Born on 8th March 1974 Mandy was an ordinary child destined to travel an extra-ordinary journey.
Having a real zest for life it’s difficult to understand how we have ended up here.
Someone once said you knew when Mandy was in a room before you saw her, her laughter always preceded her. She married Brian in 1999. He was her world, on her wedding day she almost drove us mad worrying that he wouldn’t turn up but he did.
In 2001 she was diagnosed with malignant melanoma when she was 6 weeks post natal from having her first son Kyle.
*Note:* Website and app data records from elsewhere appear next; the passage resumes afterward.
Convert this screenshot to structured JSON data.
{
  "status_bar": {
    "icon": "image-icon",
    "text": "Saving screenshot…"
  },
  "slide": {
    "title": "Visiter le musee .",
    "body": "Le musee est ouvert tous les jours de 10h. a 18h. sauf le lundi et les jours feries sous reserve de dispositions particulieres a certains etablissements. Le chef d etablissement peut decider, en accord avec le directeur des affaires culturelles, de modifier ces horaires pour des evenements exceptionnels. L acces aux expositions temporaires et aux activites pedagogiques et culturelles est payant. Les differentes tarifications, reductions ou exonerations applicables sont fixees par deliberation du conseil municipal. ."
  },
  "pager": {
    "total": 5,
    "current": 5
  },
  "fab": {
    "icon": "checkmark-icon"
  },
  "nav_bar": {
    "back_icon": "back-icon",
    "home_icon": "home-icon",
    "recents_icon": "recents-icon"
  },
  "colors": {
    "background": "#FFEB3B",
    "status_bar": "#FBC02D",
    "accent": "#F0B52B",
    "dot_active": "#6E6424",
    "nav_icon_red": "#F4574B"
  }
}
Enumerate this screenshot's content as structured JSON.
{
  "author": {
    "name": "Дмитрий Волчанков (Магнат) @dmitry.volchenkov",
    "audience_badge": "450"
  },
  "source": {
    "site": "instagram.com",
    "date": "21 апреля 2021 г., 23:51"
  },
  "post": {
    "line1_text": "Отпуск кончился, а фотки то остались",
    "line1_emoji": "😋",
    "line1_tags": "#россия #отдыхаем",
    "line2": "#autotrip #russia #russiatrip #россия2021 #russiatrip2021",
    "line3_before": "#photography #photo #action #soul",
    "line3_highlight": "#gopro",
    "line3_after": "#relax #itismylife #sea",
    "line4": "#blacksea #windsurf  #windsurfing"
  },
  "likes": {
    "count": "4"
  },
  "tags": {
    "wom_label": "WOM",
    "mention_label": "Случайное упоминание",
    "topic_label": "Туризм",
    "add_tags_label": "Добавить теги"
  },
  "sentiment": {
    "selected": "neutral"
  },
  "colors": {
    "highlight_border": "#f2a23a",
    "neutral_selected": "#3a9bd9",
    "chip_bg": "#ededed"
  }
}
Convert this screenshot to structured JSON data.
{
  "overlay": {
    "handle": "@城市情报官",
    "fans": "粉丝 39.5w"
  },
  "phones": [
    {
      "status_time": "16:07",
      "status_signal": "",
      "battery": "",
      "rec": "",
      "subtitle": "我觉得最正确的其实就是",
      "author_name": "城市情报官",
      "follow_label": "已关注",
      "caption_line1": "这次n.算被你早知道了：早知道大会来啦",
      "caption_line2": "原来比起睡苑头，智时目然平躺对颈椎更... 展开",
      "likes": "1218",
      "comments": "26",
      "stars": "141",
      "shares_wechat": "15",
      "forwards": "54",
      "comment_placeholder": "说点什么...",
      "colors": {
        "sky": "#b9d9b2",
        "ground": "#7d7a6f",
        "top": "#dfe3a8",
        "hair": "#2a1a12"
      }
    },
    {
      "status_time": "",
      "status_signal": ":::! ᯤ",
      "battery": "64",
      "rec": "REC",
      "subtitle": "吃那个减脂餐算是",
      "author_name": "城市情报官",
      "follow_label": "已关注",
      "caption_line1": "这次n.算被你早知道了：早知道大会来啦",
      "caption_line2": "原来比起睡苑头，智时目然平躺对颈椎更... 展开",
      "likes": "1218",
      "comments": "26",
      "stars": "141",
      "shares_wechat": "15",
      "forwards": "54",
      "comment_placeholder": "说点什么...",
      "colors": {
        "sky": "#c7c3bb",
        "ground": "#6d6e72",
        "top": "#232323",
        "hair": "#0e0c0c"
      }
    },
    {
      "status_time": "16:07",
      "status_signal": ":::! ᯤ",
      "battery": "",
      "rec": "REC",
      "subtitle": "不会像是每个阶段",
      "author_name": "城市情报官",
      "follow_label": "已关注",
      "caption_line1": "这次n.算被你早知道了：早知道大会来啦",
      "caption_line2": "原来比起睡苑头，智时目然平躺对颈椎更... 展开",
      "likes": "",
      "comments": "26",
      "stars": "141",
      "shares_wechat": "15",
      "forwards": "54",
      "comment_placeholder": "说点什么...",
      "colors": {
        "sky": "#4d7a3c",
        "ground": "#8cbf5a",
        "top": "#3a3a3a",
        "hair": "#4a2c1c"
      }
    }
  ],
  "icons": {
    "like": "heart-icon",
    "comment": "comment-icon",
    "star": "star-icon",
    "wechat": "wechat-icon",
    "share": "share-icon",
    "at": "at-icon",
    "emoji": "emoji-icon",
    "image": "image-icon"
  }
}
She had extensive surgery and after 5 years continuous monitoring and removal of other suspect moles all returned to normal until that fateful day in April 2010. Mandy noticed a couple of lumps behind her ear on her skull. After several days, the lumps were still there and seemed to be getting bigger, in addition another couple of lumps appeared on her arm so she made a trip to the doctor who made a referral for a biopsy just to be on the safe side. In the 4 weeks until her appointment she developed 29 lumps in various positions on her body.
Still we weren’t too alarmed as they were lumps weren’t they? not moles. Two weeks later we were told that the melanoma had returned. Following an appointment with the consultant oncologist at Weston, CT scan and blood tests we were told that it had spread to her internal organs and it was incurable.
Now, you would assume that this news would have crushed Mandy, she was a young woman who had everything to live for, a husband she adored and two beautiful boys aged 10 and 5. Not Mandy.
What followed were months of chemo, scans, radiotherapy on her head to try to halt the progress of the metastatics in her brain and then back onto chemo.
She had about 2 weeks treatment free and that was simply to gain strength for the radiotherapy. I can’t remember her complaining, she was so strong and only got cross if people dared to pity her or (worse still) ignore her. She refused to let it beat her and was positive all the way through for her husband, her sons and her family. In fact the only time I saw her cry was when she had her hair cut when it began to fall out after the radio therapy.
Their friends and work colleagues – not to mention the boys school – were amazing – funds were raised – some amazing memories were made thanks to everyone’s generosity and efforts. Mandy died at Weston hospice on 20th August 2011. She fought to the end – wanting to savour every moment with her beloved boys.
Mandy’s legacy is love, laughter and incredible bravery.
Overriding everything, was Mandy’s wish that there was more awareness of skin cancer and the damage that the sun causes, particularly to young skin.
Please don’t become yet another sad statistic.